This is the fourth and final post on the readalong for Paco's Story. I've thoroughly enjoyed sharing this reading experience with Anna and Serena, our hosts, and the rest of the participants. The questions certainly gave me pause, and provoked musings that would not have been considered otherwise. The last two chapters of the book were the darkest by far, enough to make me squirm and get an ugly feeling in the pit of my stomach.
1. What is the significance of the rape scene? How does it change your opinion of Paco?
As Paco sits in his apartment listening to his neighbor, Cathy, have noisy sex with her boyfriend, he flashes back to an event in Vietnam, where the infamous Gallagher (nasty fellow, he) decides to rape a local girl. This is a horrible, graphic scene that is not for the light-hearted. In this flashback, not only does Gallagher abuse the girl, but the entire platoon participates, and ends with the girl's death. Paco recognizes the beginning of the end, the evil in this act, but doesn't make any gestures to walk away or speak up on the girl's behalf. I found myself greatly saddened and disappointed in Paco. I recognize it is not the culture to speak up, especially when pack mentality is present, but I didn't really want to be privy to these details.
I can only guess to the significance of this scene. Perhaps Paco is only now allowing himself to recognize the evil in himself, or that his viewpoint towards sex has been permanently altered. I found it revealing that Paco only recalled the rape scene while listening to Cathy's sexual antics.
2. Cathy’s diary plays an integral role in Paco’s final decision. Why do you think it has such a drastic impact?
Hasn't Paco ever been taught that you should never read someone else's diary unless you are strong enough to handle what is written inside? While Paco knows that Cathy has a boyfriend, he's imagined an attraction between them, and maybe some tiny bit of hope they might connect. This is only the first or second ray of light for Paco, that hint of a normal life to come.
Paco discovers though the diary that Cathy WAS initially attracted to him, but over time, exposure to his scars and his disabilities caused this to change. In fact, her opinion of Paco was horribly cruel. Was this meant to be representative of how all civilians view Vietnam Veterans? I hope not. No human should ever have to read those things about themselves. It made me angry. This was the sign to Paco that there was no future for him in this town. He was probably right, but this insensitive tramp was not worth Paco's angst. Obviously Paco was more fragile than I had imagined.
3. What are some of the similarities between Vietnam and Boone, Texas? Differences?
From everything I've read, Vietnam, while horrible, also provided bonding and brotherhood that can be once in a lifetime. In fact, many men found themselves longing for it after they returned home, unable to find that same closeness in the day-to-day drudgery. In Vietnam there were also few rules in which to abide, and there was a constant source of adrenaline. It is no wonder that our men had issues with the transition.
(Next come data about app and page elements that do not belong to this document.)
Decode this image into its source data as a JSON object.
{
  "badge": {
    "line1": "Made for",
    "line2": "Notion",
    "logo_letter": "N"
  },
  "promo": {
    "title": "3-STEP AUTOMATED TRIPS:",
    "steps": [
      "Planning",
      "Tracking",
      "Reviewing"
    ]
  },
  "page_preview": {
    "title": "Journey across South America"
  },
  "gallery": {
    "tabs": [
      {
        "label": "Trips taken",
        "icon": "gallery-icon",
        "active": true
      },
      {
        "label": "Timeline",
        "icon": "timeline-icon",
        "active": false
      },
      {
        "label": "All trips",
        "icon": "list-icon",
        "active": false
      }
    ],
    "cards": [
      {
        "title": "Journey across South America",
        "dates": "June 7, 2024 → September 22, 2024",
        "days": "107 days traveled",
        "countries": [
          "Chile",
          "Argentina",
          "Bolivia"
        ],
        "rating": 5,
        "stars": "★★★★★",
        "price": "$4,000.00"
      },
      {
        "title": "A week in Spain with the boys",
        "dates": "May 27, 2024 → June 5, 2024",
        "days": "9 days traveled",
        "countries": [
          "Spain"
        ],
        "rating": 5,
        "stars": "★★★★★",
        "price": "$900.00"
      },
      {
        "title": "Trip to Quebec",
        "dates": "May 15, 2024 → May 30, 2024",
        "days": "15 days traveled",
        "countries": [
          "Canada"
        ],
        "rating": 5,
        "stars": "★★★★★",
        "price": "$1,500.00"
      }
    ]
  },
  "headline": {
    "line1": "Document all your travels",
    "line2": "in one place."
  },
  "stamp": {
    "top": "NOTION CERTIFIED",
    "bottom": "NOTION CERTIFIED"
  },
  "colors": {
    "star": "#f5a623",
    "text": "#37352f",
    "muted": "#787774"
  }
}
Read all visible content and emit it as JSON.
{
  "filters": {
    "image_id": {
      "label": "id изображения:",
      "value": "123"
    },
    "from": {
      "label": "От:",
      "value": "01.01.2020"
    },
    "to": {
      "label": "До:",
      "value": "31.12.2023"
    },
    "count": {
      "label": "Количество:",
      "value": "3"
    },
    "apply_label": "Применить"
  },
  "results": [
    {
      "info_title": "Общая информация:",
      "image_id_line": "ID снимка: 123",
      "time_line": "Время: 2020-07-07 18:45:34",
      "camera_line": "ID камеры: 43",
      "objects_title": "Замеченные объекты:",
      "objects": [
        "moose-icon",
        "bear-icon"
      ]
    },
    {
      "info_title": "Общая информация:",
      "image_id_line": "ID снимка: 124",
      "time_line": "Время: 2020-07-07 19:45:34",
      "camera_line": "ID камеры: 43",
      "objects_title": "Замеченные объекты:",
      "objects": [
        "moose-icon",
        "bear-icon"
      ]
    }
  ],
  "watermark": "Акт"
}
I'm not so sure about the similarities, except for the presence of good and evil.
4. Were you satisfied with the ending? What are your overall impressions of the book?
This was an incredibly dark view of one man's life after Vietnam, of humanity, and of the United States that our veterans faced when they returned. It isn't a pleasant book, but is one I will remember for a long time. In fact, it is one that has the potential to rattle around in my brain forever.
Was I satisfied with the ending? This is a trick question, and my answer has to be both yes and no. The ending is realistic and not the least bit sugar-coated. But it also filled me with extreme sadness and hopelessness. I suppose I should have more confidence in Paco's ability to rebound and survive, but wouldn't we imagine that Boone, Texas is just a microcosm of our country as a whole? Will Paco find peace and normalcy in another town? I'm not sure about that. It may be decades before he finds what he is looking for.
4.5 out of 5 stars